— Google Arts&Culture (@googlearts) August 26, 2020
If you need to entertain someone or maybe educate children — say, for example, because a global pandemic has closed their school (I know, wild, but roll with it) — then the app has a few resources to help keep their attention. One of our favorites is the built-in ARexhibits that essentially let you walk around museums without leaving your home. So how can you access it? Here’s how.
To start, enter the app (which you can find on the App Store and Google Play) and make sure you’re logged into your Google account. Then, when you enter the app, you can either search for the AR topic, or you can just search AR. It should bring you the same result: you’ll see the augmented reality options under “Themes” and the title “Reality Check.” Visiting the page will show you all of the options you have. You can look at animals, artifacts, or some classic art — the categories are pretty self-explanatory.
Select whichever you’re most interested in viewing, and from the object’s page tap “View in Augmented Reality.” The app will download the AR model, and you’ll be asked to move your camera around your space. Once you do, either the object will appear in the space, or you’ll be told to place it there. With the AR “museums,” you can place the entire museum on your floor, and then “enter” it to browse the art. Here’s a prehistoric creature looking for all the world like my most reluctant Pokémon.
It’s actually rather startling how well the AR objects can dovetail with the surrounding environment. With the AR art, you can “hang” it anywhere. Here I am getting way closer to the Mona Lisa than I ever would be permitted in real life. Screw interior decorating apps — this is how I intend to plan all my design in the future.
While you’re viewing the AR object, you can take pictures of it interacting with your environment, either for humor or just because it’s pretty cool to see precious Aztec statuary chilling in a suburban home.

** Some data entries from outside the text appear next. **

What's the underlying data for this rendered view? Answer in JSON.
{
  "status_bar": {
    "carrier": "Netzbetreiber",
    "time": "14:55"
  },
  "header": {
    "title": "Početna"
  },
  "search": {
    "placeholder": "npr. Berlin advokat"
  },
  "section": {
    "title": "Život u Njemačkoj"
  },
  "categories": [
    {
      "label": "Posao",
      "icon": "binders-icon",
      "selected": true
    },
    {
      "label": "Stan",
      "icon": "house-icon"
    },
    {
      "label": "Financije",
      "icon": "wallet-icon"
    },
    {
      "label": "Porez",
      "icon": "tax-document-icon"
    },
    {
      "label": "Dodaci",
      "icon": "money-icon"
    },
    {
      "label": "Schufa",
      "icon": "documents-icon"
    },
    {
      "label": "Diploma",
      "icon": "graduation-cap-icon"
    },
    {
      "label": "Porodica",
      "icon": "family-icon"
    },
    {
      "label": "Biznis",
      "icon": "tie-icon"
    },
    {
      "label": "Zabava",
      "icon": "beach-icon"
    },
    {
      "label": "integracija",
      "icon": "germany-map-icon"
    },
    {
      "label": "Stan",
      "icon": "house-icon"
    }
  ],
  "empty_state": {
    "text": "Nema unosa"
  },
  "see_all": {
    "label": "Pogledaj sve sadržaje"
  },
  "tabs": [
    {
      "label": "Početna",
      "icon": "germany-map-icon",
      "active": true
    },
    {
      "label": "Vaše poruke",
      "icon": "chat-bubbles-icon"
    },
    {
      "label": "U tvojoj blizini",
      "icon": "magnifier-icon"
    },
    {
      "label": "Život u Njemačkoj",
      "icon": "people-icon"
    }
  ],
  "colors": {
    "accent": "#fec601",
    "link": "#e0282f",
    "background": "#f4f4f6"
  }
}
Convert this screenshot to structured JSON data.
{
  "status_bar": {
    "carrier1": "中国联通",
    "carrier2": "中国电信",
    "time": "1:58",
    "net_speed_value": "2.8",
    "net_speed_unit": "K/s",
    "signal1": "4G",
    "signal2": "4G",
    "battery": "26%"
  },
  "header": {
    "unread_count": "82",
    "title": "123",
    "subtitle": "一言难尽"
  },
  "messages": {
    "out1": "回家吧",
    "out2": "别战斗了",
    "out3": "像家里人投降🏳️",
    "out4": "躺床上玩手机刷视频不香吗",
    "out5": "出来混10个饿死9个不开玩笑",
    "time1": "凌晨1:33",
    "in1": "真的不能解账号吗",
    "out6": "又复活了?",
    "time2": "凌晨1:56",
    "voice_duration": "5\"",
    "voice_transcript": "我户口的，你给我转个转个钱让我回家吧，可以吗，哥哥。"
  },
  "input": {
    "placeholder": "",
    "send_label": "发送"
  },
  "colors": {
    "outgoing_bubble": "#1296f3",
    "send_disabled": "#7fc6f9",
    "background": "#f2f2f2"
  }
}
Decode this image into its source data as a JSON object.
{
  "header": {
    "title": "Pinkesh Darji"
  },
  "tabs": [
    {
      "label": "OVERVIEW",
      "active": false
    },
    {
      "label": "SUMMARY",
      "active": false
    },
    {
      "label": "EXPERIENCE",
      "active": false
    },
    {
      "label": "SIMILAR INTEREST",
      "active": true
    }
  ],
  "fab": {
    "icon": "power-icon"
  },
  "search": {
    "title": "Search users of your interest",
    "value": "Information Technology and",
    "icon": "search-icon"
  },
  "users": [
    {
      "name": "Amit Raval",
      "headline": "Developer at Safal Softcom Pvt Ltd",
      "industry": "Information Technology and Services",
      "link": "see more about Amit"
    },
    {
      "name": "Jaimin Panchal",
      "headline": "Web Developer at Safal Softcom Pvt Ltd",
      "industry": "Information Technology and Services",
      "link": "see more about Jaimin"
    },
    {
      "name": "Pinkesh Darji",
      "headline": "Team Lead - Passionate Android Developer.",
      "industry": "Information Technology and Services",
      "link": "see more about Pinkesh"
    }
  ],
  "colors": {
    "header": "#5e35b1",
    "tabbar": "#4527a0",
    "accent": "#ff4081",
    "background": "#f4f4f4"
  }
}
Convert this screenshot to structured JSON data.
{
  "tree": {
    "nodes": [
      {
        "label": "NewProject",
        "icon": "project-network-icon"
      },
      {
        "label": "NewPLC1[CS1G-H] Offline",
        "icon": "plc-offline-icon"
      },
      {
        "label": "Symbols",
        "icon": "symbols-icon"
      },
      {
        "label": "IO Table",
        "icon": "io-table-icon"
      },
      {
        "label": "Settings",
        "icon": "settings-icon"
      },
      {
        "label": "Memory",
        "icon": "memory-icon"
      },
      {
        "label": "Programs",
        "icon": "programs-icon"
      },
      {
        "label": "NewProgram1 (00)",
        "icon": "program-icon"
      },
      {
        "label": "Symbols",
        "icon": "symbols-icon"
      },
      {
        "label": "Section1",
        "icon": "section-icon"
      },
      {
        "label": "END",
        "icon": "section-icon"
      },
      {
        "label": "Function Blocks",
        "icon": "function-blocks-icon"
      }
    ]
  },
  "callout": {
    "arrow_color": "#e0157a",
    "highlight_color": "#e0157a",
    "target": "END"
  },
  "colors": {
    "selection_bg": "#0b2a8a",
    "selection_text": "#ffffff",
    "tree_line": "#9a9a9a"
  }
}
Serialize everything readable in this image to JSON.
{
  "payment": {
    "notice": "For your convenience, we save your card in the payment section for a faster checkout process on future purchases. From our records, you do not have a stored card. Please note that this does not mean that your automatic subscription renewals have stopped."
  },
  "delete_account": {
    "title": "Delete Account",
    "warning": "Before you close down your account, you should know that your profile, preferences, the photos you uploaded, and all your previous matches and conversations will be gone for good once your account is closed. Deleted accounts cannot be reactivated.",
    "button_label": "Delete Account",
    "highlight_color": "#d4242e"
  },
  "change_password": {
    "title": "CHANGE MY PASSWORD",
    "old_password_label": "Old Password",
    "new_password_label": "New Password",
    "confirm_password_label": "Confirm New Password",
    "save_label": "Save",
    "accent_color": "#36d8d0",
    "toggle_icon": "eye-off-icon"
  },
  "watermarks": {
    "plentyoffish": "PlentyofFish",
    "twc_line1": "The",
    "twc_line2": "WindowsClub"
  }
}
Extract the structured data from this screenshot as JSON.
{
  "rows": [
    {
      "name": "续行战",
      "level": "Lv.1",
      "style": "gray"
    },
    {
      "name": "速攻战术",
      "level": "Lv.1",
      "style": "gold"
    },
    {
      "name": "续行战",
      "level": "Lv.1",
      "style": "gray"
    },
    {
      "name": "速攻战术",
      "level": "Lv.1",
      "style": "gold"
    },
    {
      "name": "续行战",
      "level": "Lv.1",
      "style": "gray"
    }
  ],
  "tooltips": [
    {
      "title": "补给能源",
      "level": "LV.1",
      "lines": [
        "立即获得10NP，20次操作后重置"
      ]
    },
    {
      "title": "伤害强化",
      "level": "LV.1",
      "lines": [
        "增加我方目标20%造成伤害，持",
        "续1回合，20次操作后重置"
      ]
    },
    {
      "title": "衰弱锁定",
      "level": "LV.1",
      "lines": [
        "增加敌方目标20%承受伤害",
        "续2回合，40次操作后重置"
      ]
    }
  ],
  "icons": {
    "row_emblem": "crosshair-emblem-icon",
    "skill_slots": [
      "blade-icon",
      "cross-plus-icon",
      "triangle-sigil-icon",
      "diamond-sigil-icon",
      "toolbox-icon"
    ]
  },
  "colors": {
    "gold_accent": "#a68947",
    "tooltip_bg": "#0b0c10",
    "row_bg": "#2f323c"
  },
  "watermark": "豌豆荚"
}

And that’s it! That’s everything you need to know to enjoy Google’s AR projects in your own home. Good luck!